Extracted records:
◇ ◇ ◇ ◇

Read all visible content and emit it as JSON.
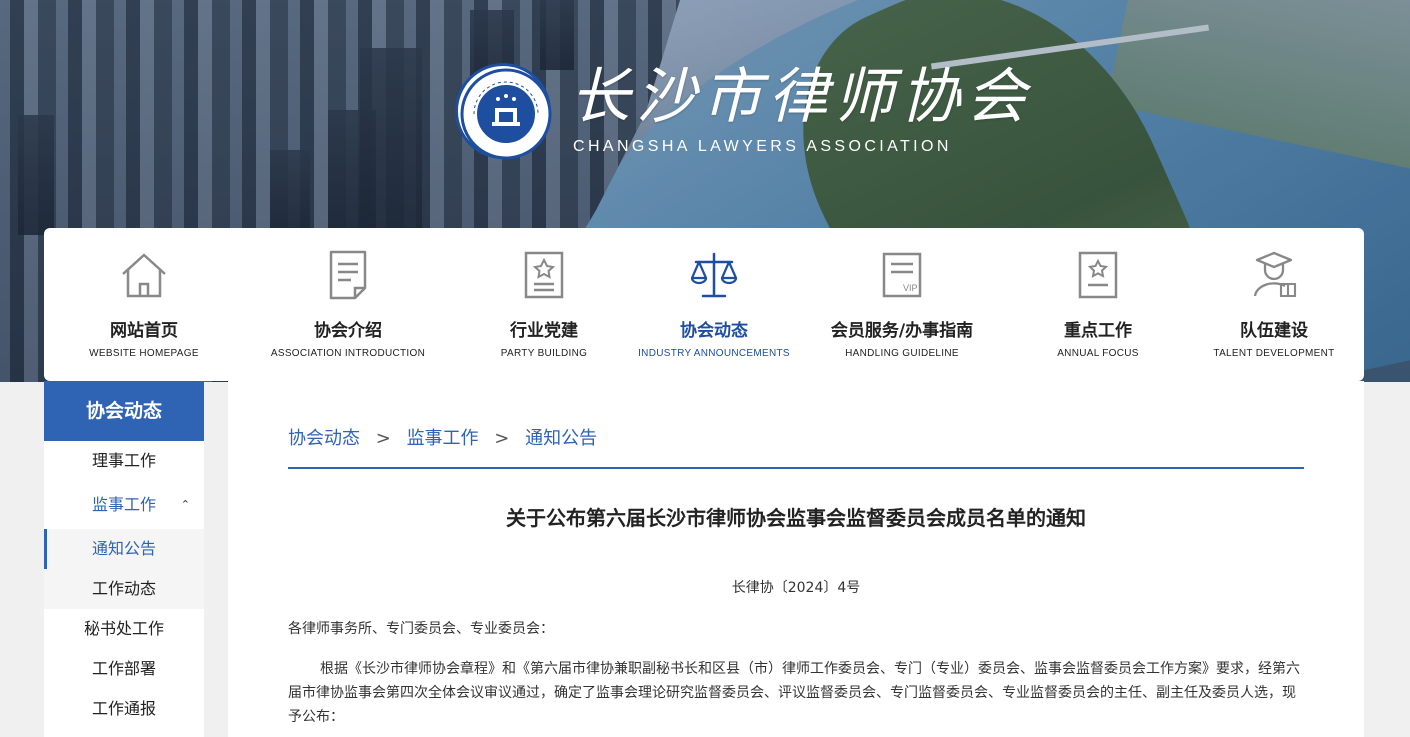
{
  "header": {
    "logo_title": "长沙市律师协会",
    "logo_subtitle": "CHANGSHA LAWYERS ASSOCIATION",
    "seal_text": "长沙市律师协会 · CHANGSHA LAWYERS ASSOCIATION"
  },
  "nav": {
    "items": [
      {
        "label": "网站首页",
        "sub": "WEBSITE HOMEPAGE",
        "icon": "house-icon"
      },
      {
        "label": "协会介绍",
        "sub": "ASSOCIATION INTRODUCTION",
        "icon": "document-icon"
      },
      {
        "label": "行业党建",
        "sub": "PARTY BUILDING",
        "icon": "party-badge-icon"
      },
      {
        "label": "协会动态",
        "sub": "INDUSTRY ANNOUNCEMENTS",
        "icon": "scales-icon",
        "active": true
      },
      {
        "label": "会员服务/办事指南",
        "sub": "HANDLING GUIDELINE",
        "icon": "vip-card-icon"
      },
      {
        "label": "重点工作",
        "sub": "ANNUAL FOCUS",
        "icon": "certificate-icon"
      },
      {
        "label": "队伍建设",
        "sub": "TALENT DEVELOPMENT",
        "icon": "graduate-icon"
      }
    ],
    "active_color": "#1d4ea0"
  },
  "sidebar": {
    "title": "协会动态",
    "items": [
      {
        "label": "理事工作"
      },
      {
        "label": "监事工作",
        "open": true,
        "caret": "⌃"
      },
      {
        "label": "秘书处工作"
      },
      {
        "label": "工作部署"
      },
      {
        "label": "工作通报"
      }
    ],
    "subitems": [
      {
        "label": "通知公告",
        "current": true
      },
      {
        "label": "工作动态"
      }
    ],
    "accent": "#2f63b4"
  },
  "breadcrumb": {
    "items": [
      "协会动态",
      "监事工作",
      "通知公告"
    ],
    "separator": ">"
  },
  "article": {
    "title": "关于公布第六届长沙市律师协会监事会监督委员会成员名单的通知",
    "doc_no": "长律协〔2024〕4号",
    "salutation": "各律师事务所、专门委员会、专业委员会：",
    "body": "根据《长沙市律师协会章程》和《第六届市律协兼职副秘书长和区县（市）律师工作委员会、专门（专业）委员会、监事会监督委员会工作方案》要求，经第六届市律协监事会第四次全体会议审议通过，确定了监事会理论研究监督委员会、评议监督委员会、专门监督委员会、专业监督委员会的主任、副主任及委员人选，现予公布："
  }
}
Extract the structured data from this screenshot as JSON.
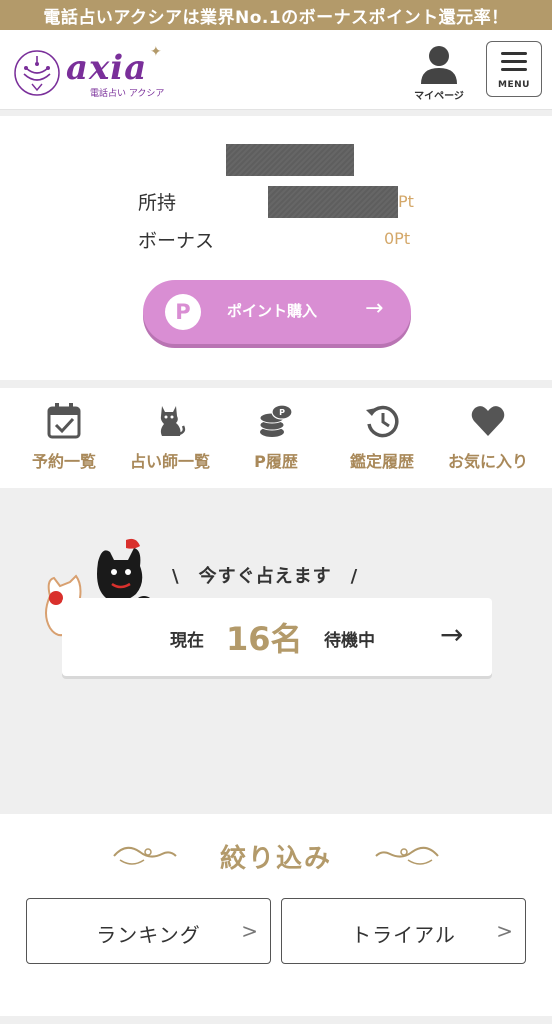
{
  "banner": {
    "text": "電話占いアクシアは業界No.1のボーナスポイント還元率！"
  },
  "header": {
    "logo": {
      "name": "axia",
      "sub": "電話占い アクシア"
    },
    "mypage_label": "マイページ",
    "menu_label": "MENU"
  },
  "points": {
    "owned_label": "所持",
    "owned_unit": "Pt",
    "bonus_label": "ボーナス",
    "bonus_value": "0Pt",
    "buy": {
      "p_glyph": "P",
      "label": "ポイント購入",
      "arrow": "→"
    }
  },
  "quicknav": [
    {
      "label": "予約一覧",
      "icon": "calendar-check-icon"
    },
    {
      "label": "占い師一覧",
      "icon": "cat-icon"
    },
    {
      "label": "P履歴",
      "icon": "coin-stack-icon"
    },
    {
      "label": "鑑定履歴",
      "icon": "history-clock-icon"
    },
    {
      "label": "お気に入り",
      "icon": "heart-icon"
    }
  ],
  "waiting": {
    "headline": "\\　今すぐ占えます　/",
    "prefix": "現在",
    "count": "16名",
    "suffix": "待機中",
    "arrow": "→"
  },
  "filter": {
    "title": "絞り込み",
    "buttons": [
      {
        "label": "ランキング",
        "chevron": ">"
      },
      {
        "label": "トライアル",
        "chevron": ">"
      }
    ]
  },
  "colors": {
    "gold": "#b39a6a",
    "brand_purple": "#7a2f9a",
    "pink": "#d98ed3"
  }
}
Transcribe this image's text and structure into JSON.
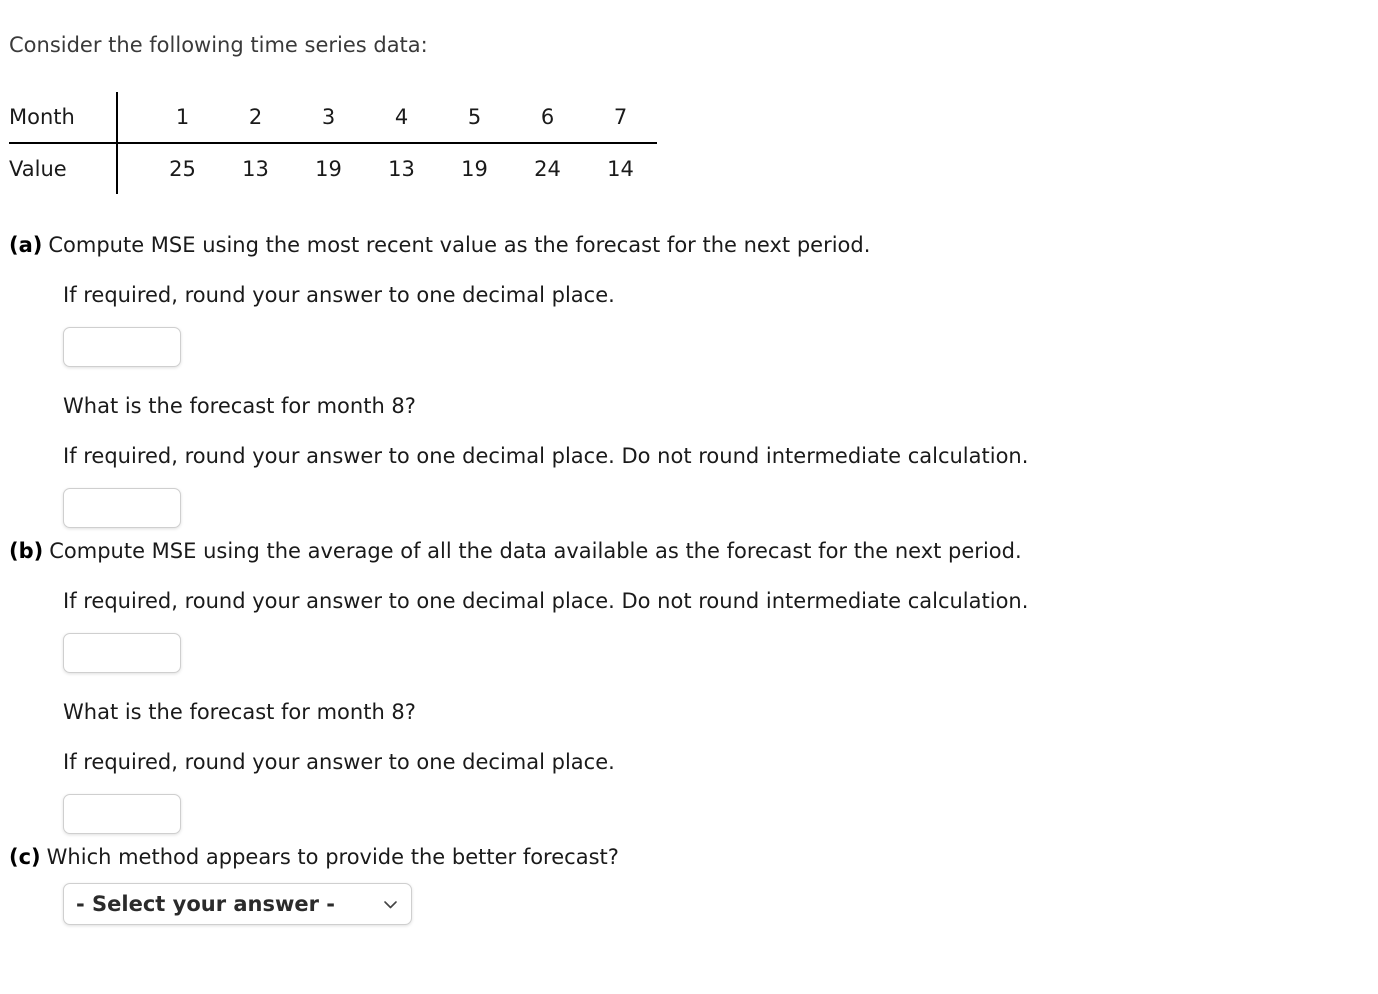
{
  "intro": "Consider the following time series data:",
  "table": {
    "row_labels": [
      "Month",
      "Value"
    ],
    "months": [
      "1",
      "2",
      "3",
      "4",
      "5",
      "6",
      "7"
    ],
    "values": [
      "25",
      "13",
      "19",
      "13",
      "19",
      "24",
      "14"
    ]
  },
  "questions": [
    {
      "marker": "(a)",
      "prompt": "Compute MSE using the most recent value as the forecast for the next period.",
      "lines": [
        {
          "kind": "text",
          "text": "If required, round your answer to one decimal place."
        },
        {
          "kind": "input",
          "value": "",
          "placeholder": ""
        },
        {
          "kind": "text",
          "text": "What is the forecast for month 8?"
        },
        {
          "kind": "text",
          "text": "If required, round your answer to one decimal place. Do not round intermediate calculation."
        },
        {
          "kind": "input",
          "value": "",
          "placeholder": ""
        }
      ]
    },
    {
      "marker": "(b)",
      "prompt": "Compute MSE using the average of all the data available as the forecast for the next period.",
      "lines": [
        {
          "kind": "text",
          "text": "If required, round your answer to one decimal place. Do not round intermediate calculation."
        },
        {
          "kind": "input",
          "value": "",
          "placeholder": ""
        },
        {
          "kind": "text",
          "text": "What is the forecast for month 8?"
        },
        {
          "kind": "text",
          "text": "If required, round your answer to one decimal place."
        },
        {
          "kind": "input",
          "value": "",
          "placeholder": ""
        }
      ]
    },
    {
      "marker": "(c)",
      "prompt": "Which method appears to provide the better forecast?",
      "lines": [
        {
          "kind": "select",
          "value": "- Select your answer -",
          "icon": "chevron-down-icon"
        }
      ]
    }
  ]
}
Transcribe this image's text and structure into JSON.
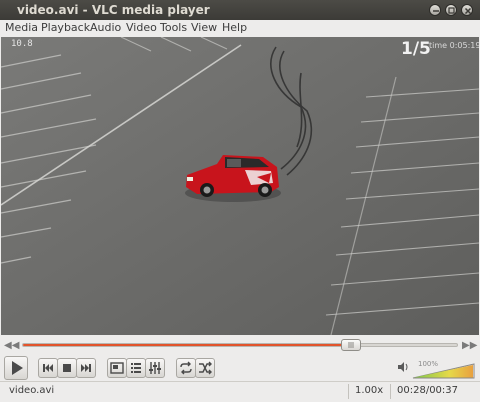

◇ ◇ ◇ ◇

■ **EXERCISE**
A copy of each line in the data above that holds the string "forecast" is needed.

■ **WRITTEN ANSWER**
      "prompt": "Compute MSE using the most recent value as the forecast for the next period.",
          "text": "What is the forecast for month 8?"
      "prompt": "Compute MSE using the average of all the data available as the forecast for the next period.",
          "text": "What is the forecast for month 8?"
      "prompt": "Which method appears to provide the better forecast?",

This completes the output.